__TRY IT__
Return each line in the records below that includes "JSON".

[Data about app and page elements]
- - - - - - -

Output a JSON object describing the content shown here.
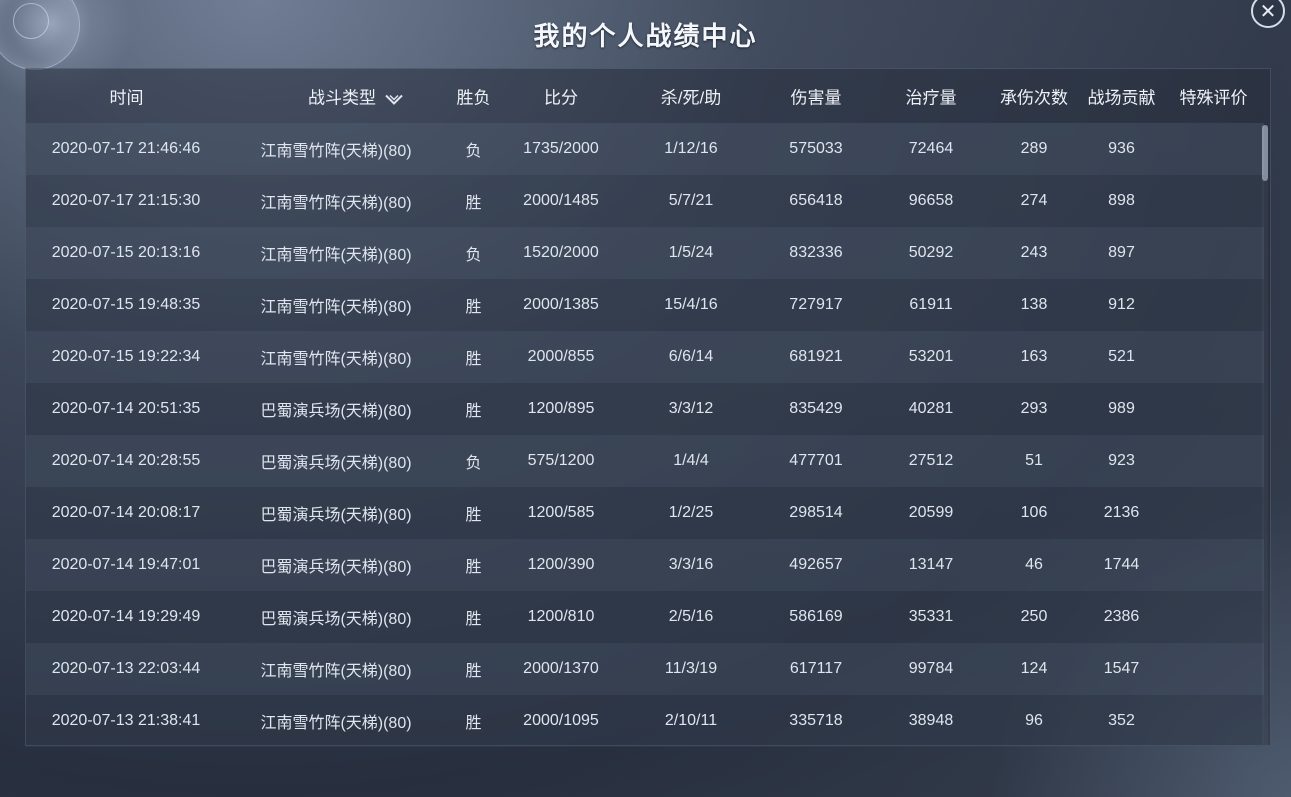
{
  "window": {
    "title": "我的个人战绩中心",
    "close_glyph": "✕"
  },
  "table": {
    "headers": {
      "time": "时间",
      "battle_type": "战斗类型",
      "result": "胜负",
      "score": "比分",
      "kda": "杀/死/助",
      "damage": "伤害量",
      "healing": "治疗量",
      "hits_taken": "承伤次数",
      "contribution": "战场贡献",
      "special": "特殊评价"
    },
    "rows": [
      {
        "time": "2020-07-17 21:46:46",
        "battle_type": "江南雪竹阵(天梯)(80)",
        "result": "负",
        "score": "1735/2000",
        "kda": "1/12/16",
        "damage": "575033",
        "healing": "72464",
        "hits_taken": "289",
        "contribution": "936",
        "special": ""
      },
      {
        "time": "2020-07-17 21:15:30",
        "battle_type": "江南雪竹阵(天梯)(80)",
        "result": "胜",
        "score": "2000/1485",
        "kda": "5/7/21",
        "damage": "656418",
        "healing": "96658",
        "hits_taken": "274",
        "contribution": "898",
        "special": ""
      },
      {
        "time": "2020-07-15 20:13:16",
        "battle_type": "江南雪竹阵(天梯)(80)",
        "result": "负",
        "score": "1520/2000",
        "kda": "1/5/24",
        "damage": "832336",
        "healing": "50292",
        "hits_taken": "243",
        "contribution": "897",
        "special": ""
      },
      {
        "time": "2020-07-15 19:48:35",
        "battle_type": "江南雪竹阵(天梯)(80)",
        "result": "胜",
        "score": "2000/1385",
        "kda": "15/4/16",
        "damage": "727917",
        "healing": "61911",
        "hits_taken": "138",
        "contribution": "912",
        "special": ""
      },
      {
        "time": "2020-07-15 19:22:34",
        "battle_type": "江南雪竹阵(天梯)(80)",
        "result": "胜",
        "score": "2000/855",
        "kda": "6/6/14",
        "damage": "681921",
        "healing": "53201",
        "hits_taken": "163",
        "contribution": "521",
        "special": ""
      },
      {
        "time": "2020-07-14 20:51:35",
        "battle_type": "巴蜀演兵场(天梯)(80)",
        "result": "胜",
        "score": "1200/895",
        "kda": "3/3/12",
        "damage": "835429",
        "healing": "40281",
        "hits_taken": "293",
        "contribution": "989",
        "special": ""
      },
      {
        "time": "2020-07-14 20:28:55",
        "battle_type": "巴蜀演兵场(天梯)(80)",
        "result": "负",
        "score": "575/1200",
        "kda": "1/4/4",
        "damage": "477701",
        "healing": "27512",
        "hits_taken": "51",
        "contribution": "923",
        "special": ""
      },
      {
        "time": "2020-07-14 20:08:17",
        "battle_type": "巴蜀演兵场(天梯)(80)",
        "result": "胜",
        "score": "1200/585",
        "kda": "1/2/25",
        "damage": "298514",
        "healing": "20599",
        "hits_taken": "106",
        "contribution": "2136",
        "special": ""
      },
      {
        "time": "2020-07-14 19:47:01",
        "battle_type": "巴蜀演兵场(天梯)(80)",
        "result": "胜",
        "score": "1200/390",
        "kda": "3/3/16",
        "damage": "492657",
        "healing": "13147",
        "hits_taken": "46",
        "contribution": "1744",
        "special": ""
      },
      {
        "time": "2020-07-14 19:29:49",
        "battle_type": "巴蜀演兵场(天梯)(80)",
        "result": "胜",
        "score": "1200/810",
        "kda": "2/5/16",
        "damage": "586169",
        "healing": "35331",
        "hits_taken": "250",
        "contribution": "2386",
        "special": ""
      },
      {
        "time": "2020-07-13 22:03:44",
        "battle_type": "江南雪竹阵(天梯)(80)",
        "result": "胜",
        "score": "2000/1370",
        "kda": "11/3/19",
        "damage": "617117",
        "healing": "99784",
        "hits_taken": "124",
        "contribution": "1547",
        "special": ""
      },
      {
        "time": "2020-07-13 21:38:41",
        "battle_type": "江南雪竹阵(天梯)(80)",
        "result": "胜",
        "score": "2000/1095",
        "kda": "2/10/11",
        "damage": "335718",
        "healing": "38948",
        "hits_taken": "96",
        "contribution": "352",
        "special": ""
      }
    ]
  }
}
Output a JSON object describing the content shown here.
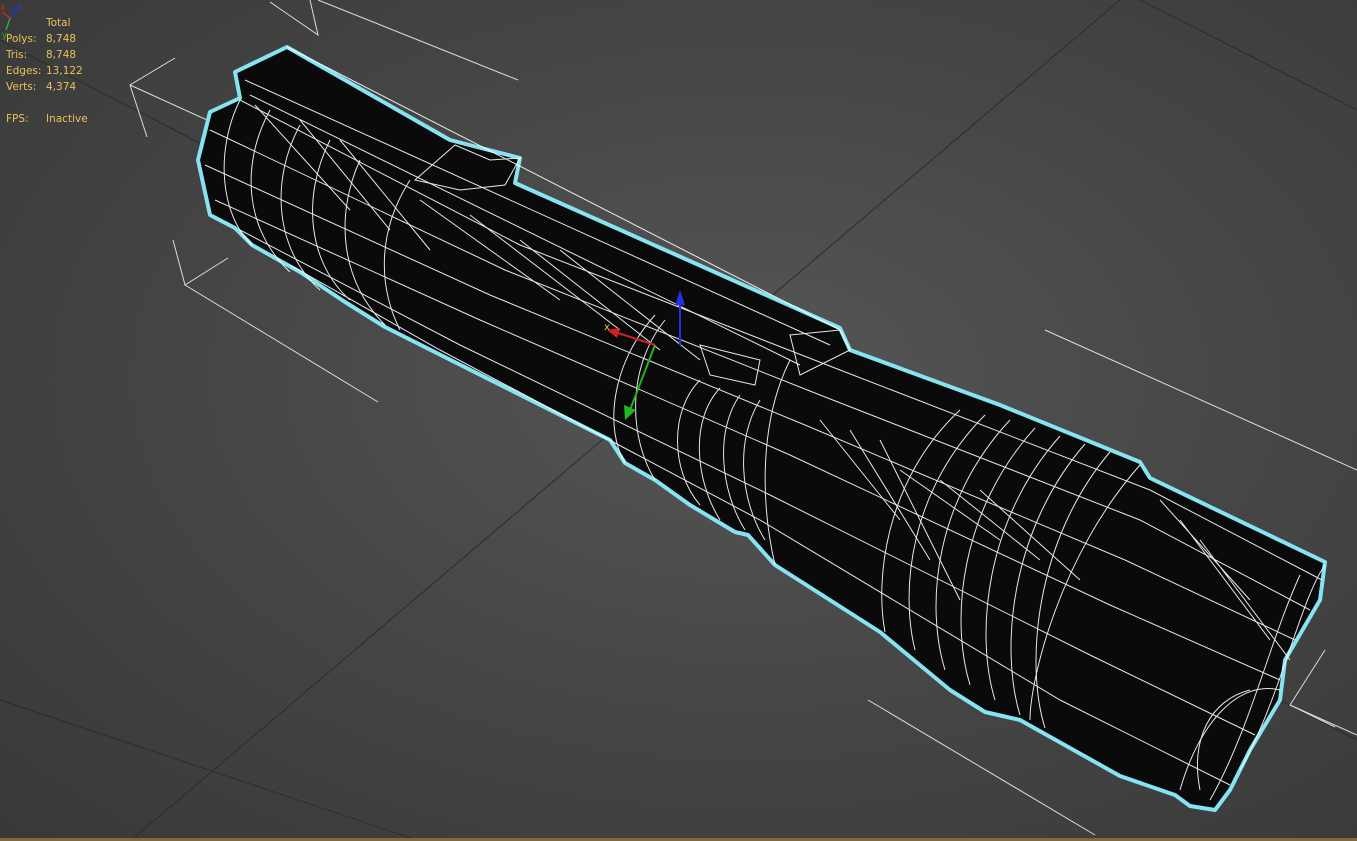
{
  "stats": {
    "header": "Total",
    "rows": [
      {
        "label": "Polys:",
        "value": "8,748"
      },
      {
        "label": "Tris:",
        "value": "8,748"
      },
      {
        "label": "Edges:",
        "value": "13,122"
      },
      {
        "label": "Verts:",
        "value": "4,374"
      }
    ],
    "fps_label": "FPS:",
    "fps_value": "Inactive"
  },
  "gizmo": {
    "x_label": "x",
    "y_label": "y",
    "z_label": "z"
  },
  "viewcube_axes": {
    "x": "x",
    "y": "y",
    "z": "z"
  },
  "colors": {
    "background": "#484848",
    "selection_outline": "#86e4f2",
    "wireframe": "#ffffff",
    "stats_text": "#e8c25a",
    "axis_x": "#d22020",
    "axis_y": "#22b422",
    "axis_z": "#2230e0"
  }
}
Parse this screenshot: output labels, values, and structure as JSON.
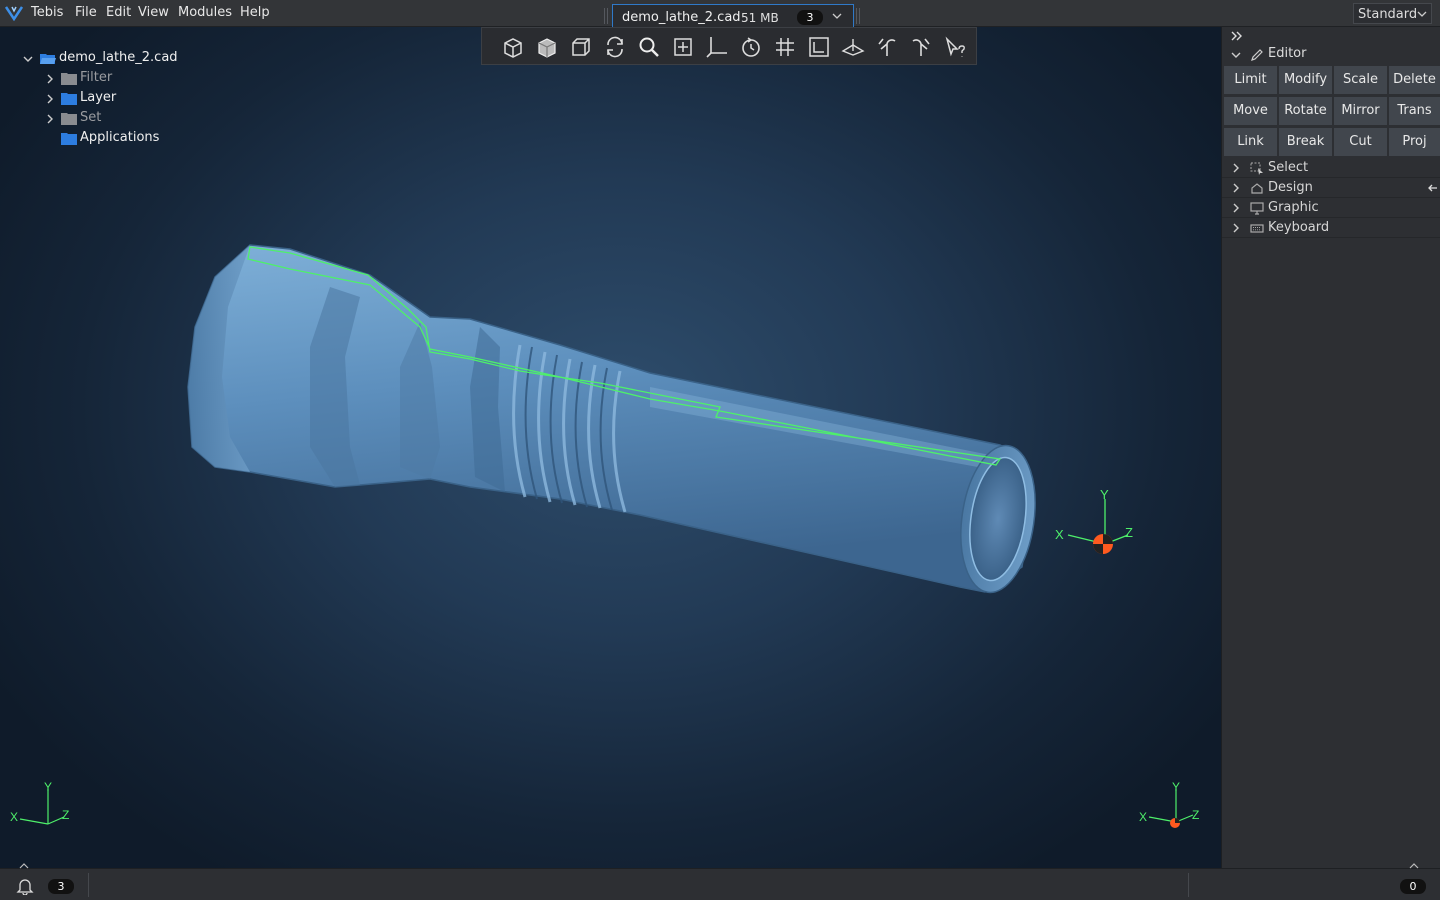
{
  "menubar": {
    "items": [
      "Tebis",
      "File",
      "Edit",
      "View",
      "Modules",
      "Help"
    ],
    "profile": "Standard"
  },
  "document_tab": {
    "title": "demo_lathe_2.cad",
    "size": "51 MB",
    "count": "3"
  },
  "view_toolbar": {
    "icons": [
      "iso-view-icon",
      "shaded-cube-icon",
      "front-view-icon",
      "rotate-refresh-icon",
      "zoom-icon",
      "pan-fit-icon",
      "axes-icon",
      "orbit-icon",
      "grid-icon",
      "frame-icon",
      "plane-icon",
      "undo-view-icon",
      "redo-view-icon",
      "pointer-help-icon"
    ]
  },
  "tree": {
    "root": "demo_lathe_2.cad",
    "items": [
      {
        "label": "Filter",
        "color": "#8a8c90"
      },
      {
        "label": "Layer",
        "color": "#2d7de0"
      },
      {
        "label": "Set",
        "color": "#8a8c90"
      },
      {
        "label": "Applications",
        "color": "#2d7de0"
      }
    ]
  },
  "axis": {
    "x": "X",
    "y": "Y",
    "z": "Z"
  },
  "editor": {
    "title": "Editor",
    "buttons": [
      [
        "Limit",
        "Modify",
        "Scale",
        "Delete"
      ],
      [
        "Move",
        "Rotate",
        "Mirror",
        "Trans"
      ],
      [
        "Link",
        "Break",
        "Cut",
        "Proj"
      ]
    ]
  },
  "panel_sections": [
    "Select",
    "Design",
    "Graphic",
    "Keyboard"
  ],
  "status": {
    "left_count": "3",
    "right_count": "0"
  }
}
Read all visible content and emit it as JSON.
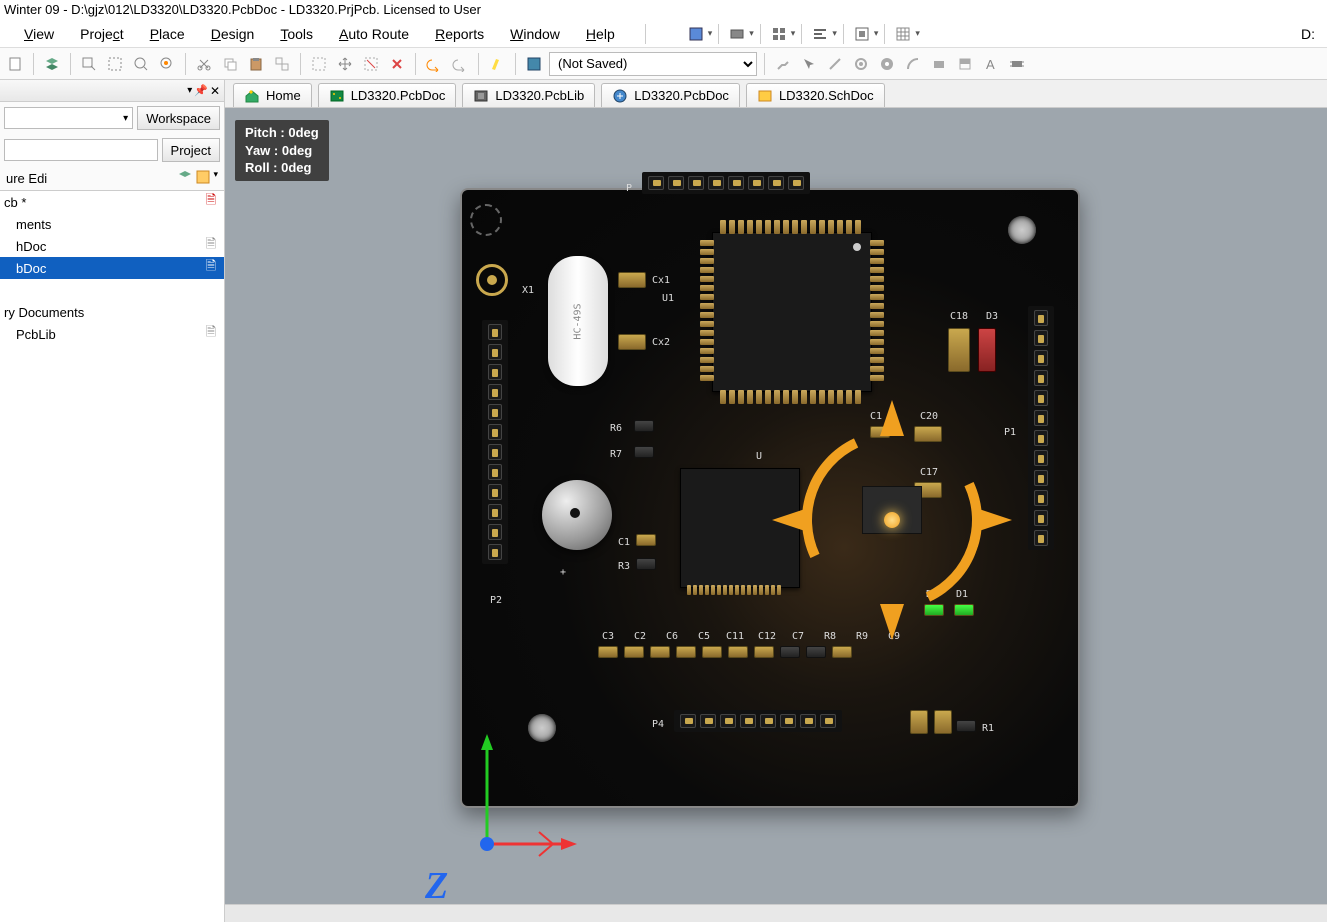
{
  "title": "Winter 09 - D:\\gjz\\012\\LD3320\\LD3320.PcbDoc - LD3320.PrjPcb. Licensed to User",
  "menu": {
    "view": "View",
    "project": "Project",
    "place": "Place",
    "design": "Design",
    "tools": "Tools",
    "autoroute": "Auto Route",
    "reports": "Reports",
    "window": "Window",
    "help": "Help"
  },
  "underline": {
    "view": "V",
    "project": "c",
    "place": "P",
    "design": "D",
    "tools": "T",
    "autoroute": "A",
    "reports": "R",
    "window": "W",
    "help": "H"
  },
  "right_label": "D:",
  "toolbar": {
    "save_state": "(Not Saved)"
  },
  "panel": {
    "workspace_btn": "Workspace",
    "project_btn": "Project",
    "strip": "ure Edi"
  },
  "tree": [
    {
      "label": "cb *",
      "icon": "📄",
      "ricolor": "#c00"
    },
    {
      "label": "ments",
      "indent": 1
    },
    {
      "label": "hDoc",
      "indent": 1,
      "ricon": "🗎"
    },
    {
      "label": "bDoc",
      "indent": 1,
      "ricon": "🗎",
      "sel": true
    },
    {
      "label": "",
      "indent": 0
    },
    {
      "label": "ry Documents",
      "indent": 0
    },
    {
      "label": "PcbLib",
      "indent": 1,
      "ricon": "🗎"
    }
  ],
  "tabs": [
    {
      "label": "Home",
      "icon": "home"
    },
    {
      "label": "LD3320.PcbDoc",
      "icon": "pcb"
    },
    {
      "label": "LD3320.PcbLib",
      "icon": "lib"
    },
    {
      "label": "LD3320.PcbDoc",
      "icon": "pcb2"
    },
    {
      "label": "LD3320.SchDoc",
      "icon": "sch"
    }
  ],
  "hud": {
    "pitch": "Pitch : 0deg",
    "yaw": "Yaw : 0deg",
    "roll": "Roll : 0deg"
  },
  "designators": {
    "P": "P",
    "X1": "X1",
    "Cx1": "Cx1",
    "U1": "U1",
    "Cx2": "Cx2",
    "C18": "C18",
    "D3": "D3",
    "R6": "R6",
    "R7": "R7",
    "C1": "C1",
    "C20": "C20",
    "U": "U",
    "P1": "P1",
    "C17": "C17",
    "C1b": "C1",
    "R3": "R3",
    "P2": "P2",
    "D2": "D2",
    "D1": "D1",
    "C3": "C3",
    "C2": "C2",
    "C6": "C6",
    "C5": "C5",
    "C11": "C11",
    "C12": "C12",
    "C7": "C7",
    "R8": "R8",
    "R9": "R9",
    "C9": "C9",
    "P4": "P4",
    "R1": "R1",
    "HC": "HC-49S",
    "Z": "Z",
    "plus": "+"
  }
}
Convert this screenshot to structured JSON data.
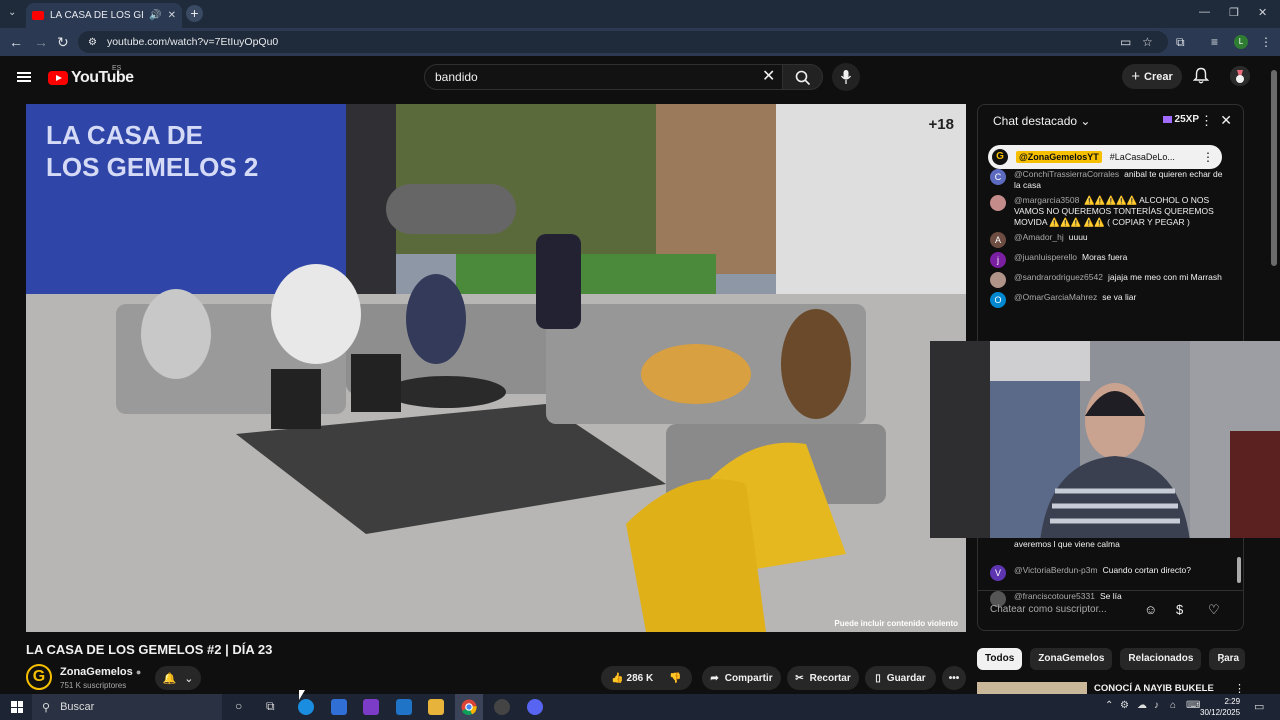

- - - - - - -

__SOLVED EXERCISE__
Output a JSON object describing the content shown here.
Output a JSON object describing the content shown here.
Parse this screenshot: output labels, values, and structure as JSON.
Read all visible content and emit it as JSON.
Convert this screenshot to structured JSON data.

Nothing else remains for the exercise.